3. Brian Gregory, Georgia Tech:After a 12-19 season and 14th place finish, Gregory is back for his fifth season at Georgia Tech. He’s never finished above ninth in the ACC. Gregory has coached one team to the NCAA tournament in his last 11 seasons and that came at Dayton in 2010. The local recruiting momentum is also limited for Georgia Tech under Gregory. The Yellow Jackets went 0-for-7 recruiting prospects from Georgia in the Rivals150 in the Class of 2015. In the Class of 2016, that number is 1-for-11.
4. Kevin Willard, Seton Hall:Entering his sixth season at Seton Hall, Willard has finished above .500 twice and owns a 30-60 mark in the Big East. Having never made the NCAA tournament as a head coach, the pressure is on Willard to produce even though experienced guards Sterling Gibbs and Jaren Sina both transferred out of the program.
5. John Groce, Illinois: Illinois missed the NCAA tournament in back-to-back seasons for the first time since 1992 and that isn’t sitting well with Illini fans. Groce has never finished above seventh in the Big Ten and he hasn’t been able to reel in a lot of big-named recruits that Illinois finds itself a finalist for. Transfers like Darius Paul and Aaron Cosby haven’t lasted and proved to be harmful as replacements for those missed recruits. Illinois fans expect results and Groce needs to make the NCAAs again.
6. Barry Hinson, Southern Illinois:The once proud Southern Illinois program has had to endure Hinson’s three-year tenure. He’s thrown his own players under the bus during a postgame press conference and publicly remarked about his job security this spring. The Salukis own a 40-57 record and 19-35 mark in conference play under Hinson and he lost five transfers this offseason, three of them freshmen.
7. Donnie Jones, UCF:UCF was successful in Conference USA, but its been a rough back-to-back stretch for the program. Jones has never made the NCAA tournament and his 2010-11 wins were vacated for using ineligible players. Jones was also suspended three CUSA games and the program put on probation. Now he’s 25-36 overall and 9-27 in the American the last two seasons.

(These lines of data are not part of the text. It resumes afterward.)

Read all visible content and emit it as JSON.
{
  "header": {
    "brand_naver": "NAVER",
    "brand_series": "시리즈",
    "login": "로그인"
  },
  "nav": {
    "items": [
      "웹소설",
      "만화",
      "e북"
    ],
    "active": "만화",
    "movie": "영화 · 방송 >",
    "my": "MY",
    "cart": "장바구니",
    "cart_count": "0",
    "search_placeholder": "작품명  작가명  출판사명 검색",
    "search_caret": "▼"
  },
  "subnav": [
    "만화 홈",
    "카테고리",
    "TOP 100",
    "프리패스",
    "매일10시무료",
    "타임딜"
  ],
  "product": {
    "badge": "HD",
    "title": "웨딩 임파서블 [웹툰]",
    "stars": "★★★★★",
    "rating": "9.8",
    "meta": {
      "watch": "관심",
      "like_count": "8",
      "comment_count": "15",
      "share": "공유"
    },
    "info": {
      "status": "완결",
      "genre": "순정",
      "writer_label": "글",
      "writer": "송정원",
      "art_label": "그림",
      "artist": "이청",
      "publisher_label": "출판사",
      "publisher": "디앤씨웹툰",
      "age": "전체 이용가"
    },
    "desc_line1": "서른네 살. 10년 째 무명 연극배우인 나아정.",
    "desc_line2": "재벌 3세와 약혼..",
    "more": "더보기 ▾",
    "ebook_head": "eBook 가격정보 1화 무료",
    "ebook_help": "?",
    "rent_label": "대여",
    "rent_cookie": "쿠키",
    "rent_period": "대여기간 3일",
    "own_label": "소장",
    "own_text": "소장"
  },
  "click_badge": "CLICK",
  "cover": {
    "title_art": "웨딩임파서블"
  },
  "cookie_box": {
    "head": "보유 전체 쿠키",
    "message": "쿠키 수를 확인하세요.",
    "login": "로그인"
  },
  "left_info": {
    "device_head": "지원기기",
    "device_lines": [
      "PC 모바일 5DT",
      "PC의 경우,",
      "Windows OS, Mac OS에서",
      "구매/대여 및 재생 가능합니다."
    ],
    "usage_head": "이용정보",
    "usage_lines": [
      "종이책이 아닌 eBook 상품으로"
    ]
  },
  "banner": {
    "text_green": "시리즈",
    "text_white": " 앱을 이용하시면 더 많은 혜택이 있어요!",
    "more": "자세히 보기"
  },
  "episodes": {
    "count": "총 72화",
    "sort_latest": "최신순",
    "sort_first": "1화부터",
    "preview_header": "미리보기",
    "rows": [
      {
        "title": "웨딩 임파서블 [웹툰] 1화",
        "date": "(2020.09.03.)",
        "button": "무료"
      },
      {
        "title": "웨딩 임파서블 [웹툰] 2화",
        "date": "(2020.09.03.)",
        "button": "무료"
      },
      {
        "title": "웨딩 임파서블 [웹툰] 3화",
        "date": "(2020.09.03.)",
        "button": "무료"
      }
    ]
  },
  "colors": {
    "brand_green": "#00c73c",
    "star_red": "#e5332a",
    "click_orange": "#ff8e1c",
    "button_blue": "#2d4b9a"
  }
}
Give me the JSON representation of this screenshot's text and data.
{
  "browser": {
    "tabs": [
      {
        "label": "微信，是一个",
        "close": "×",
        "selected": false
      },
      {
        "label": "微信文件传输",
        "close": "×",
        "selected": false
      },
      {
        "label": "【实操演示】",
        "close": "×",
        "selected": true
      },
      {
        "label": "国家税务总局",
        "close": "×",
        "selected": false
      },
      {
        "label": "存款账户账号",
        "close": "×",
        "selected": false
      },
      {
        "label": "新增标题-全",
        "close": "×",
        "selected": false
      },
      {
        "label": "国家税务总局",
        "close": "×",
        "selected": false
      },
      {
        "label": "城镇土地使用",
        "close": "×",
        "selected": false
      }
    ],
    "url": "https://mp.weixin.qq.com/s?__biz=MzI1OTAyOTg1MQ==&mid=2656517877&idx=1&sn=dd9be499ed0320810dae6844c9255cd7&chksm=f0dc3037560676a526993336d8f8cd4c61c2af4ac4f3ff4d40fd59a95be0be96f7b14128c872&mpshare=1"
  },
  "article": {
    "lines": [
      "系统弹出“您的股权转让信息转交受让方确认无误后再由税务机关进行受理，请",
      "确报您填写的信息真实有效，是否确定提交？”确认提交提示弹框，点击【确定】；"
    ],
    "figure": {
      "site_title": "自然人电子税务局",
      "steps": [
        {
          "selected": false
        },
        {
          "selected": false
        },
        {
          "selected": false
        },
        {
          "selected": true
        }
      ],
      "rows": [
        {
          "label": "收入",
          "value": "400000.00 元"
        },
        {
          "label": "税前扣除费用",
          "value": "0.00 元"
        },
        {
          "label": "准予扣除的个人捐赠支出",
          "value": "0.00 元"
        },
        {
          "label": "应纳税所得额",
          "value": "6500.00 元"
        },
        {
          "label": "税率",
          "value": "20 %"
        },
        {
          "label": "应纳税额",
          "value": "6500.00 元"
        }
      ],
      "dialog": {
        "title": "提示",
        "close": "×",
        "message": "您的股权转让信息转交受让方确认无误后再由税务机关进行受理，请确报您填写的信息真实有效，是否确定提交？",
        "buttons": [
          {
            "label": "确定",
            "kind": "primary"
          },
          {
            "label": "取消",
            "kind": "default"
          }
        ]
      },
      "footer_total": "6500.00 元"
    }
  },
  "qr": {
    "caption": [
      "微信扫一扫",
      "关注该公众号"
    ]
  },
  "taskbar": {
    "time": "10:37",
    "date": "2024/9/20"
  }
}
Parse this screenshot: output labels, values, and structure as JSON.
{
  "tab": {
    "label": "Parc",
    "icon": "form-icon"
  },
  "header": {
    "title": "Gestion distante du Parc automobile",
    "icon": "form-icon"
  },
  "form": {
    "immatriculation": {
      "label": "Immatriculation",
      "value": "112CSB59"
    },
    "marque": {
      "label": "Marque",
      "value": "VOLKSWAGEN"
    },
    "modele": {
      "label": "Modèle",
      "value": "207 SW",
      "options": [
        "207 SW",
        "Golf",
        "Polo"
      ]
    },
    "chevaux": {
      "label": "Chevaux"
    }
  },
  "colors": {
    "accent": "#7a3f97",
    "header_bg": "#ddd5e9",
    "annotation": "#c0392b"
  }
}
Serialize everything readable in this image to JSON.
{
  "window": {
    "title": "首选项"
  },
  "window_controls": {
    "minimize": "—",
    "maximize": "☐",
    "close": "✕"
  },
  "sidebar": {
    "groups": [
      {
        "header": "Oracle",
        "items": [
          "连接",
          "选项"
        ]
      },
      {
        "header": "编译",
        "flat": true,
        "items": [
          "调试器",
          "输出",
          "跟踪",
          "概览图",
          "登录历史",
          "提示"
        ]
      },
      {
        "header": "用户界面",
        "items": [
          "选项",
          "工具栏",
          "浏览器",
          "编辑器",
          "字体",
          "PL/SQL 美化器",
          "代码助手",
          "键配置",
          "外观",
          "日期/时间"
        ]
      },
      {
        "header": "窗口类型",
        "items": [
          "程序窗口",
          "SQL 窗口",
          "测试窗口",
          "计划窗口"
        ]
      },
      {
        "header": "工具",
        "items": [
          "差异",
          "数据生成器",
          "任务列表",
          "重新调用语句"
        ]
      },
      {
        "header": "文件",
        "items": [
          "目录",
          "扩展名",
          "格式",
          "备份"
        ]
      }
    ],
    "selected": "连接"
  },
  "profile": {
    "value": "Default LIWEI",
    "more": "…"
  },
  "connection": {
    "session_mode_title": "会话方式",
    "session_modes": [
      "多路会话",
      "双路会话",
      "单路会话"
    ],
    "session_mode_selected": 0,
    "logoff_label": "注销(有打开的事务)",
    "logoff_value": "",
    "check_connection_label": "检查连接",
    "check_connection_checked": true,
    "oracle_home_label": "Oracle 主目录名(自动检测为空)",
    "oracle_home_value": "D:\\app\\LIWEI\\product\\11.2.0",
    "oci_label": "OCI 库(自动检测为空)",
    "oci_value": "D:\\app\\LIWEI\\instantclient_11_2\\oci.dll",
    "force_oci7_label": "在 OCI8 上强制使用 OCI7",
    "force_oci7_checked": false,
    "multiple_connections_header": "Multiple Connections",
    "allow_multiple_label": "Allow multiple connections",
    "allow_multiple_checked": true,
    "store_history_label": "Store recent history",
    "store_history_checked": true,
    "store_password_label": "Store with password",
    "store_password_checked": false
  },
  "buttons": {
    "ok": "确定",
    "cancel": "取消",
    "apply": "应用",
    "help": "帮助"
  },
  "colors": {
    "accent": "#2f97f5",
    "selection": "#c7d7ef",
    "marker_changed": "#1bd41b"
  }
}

8. Travis Ford, Oklahoma State:It’s never a good sign when the team’s athletic director and biggest public booster, T. Boone Pickens, publicly have to back Travis Ford, which is precisely what happened in Stillwater this offseason. It’s a far worse sign that Ford owns no NCAA tournament wins since 2009 despite recruiting McDonald’s All-Americans like LeBryan Nash and Marcus Smart, who both played for multiple seasons.
9. Dave Rice, UNLV: Rice has proven to be a formidable force on the recruiting trail, but that success has yet to translate on the Thomas and Mack Center court, as the Rebs have missed the last two NCAA tournaments. Rice was feeling the heat a little bit this offseason when rumors of Ben Howland looking at UNLV began swirling, but Howland is now at Mississippi State and Rice landed hometown McDonald’s All-American Stephen Zimmerman. Rice still doesn’t own any NCAA tournament wins, and with yet another talented recruiting class, he needs a strong season.
10. Kim Anderson, Missouri:Anderson’s first season at Mizzou was a disaster as the team went 9-23 and 3-15 in the SEC. It’s not looking much better in the future as the Tigers lost some key pieces — namely Jonathan Williams III and Teki Gill-Cesear — to transfer.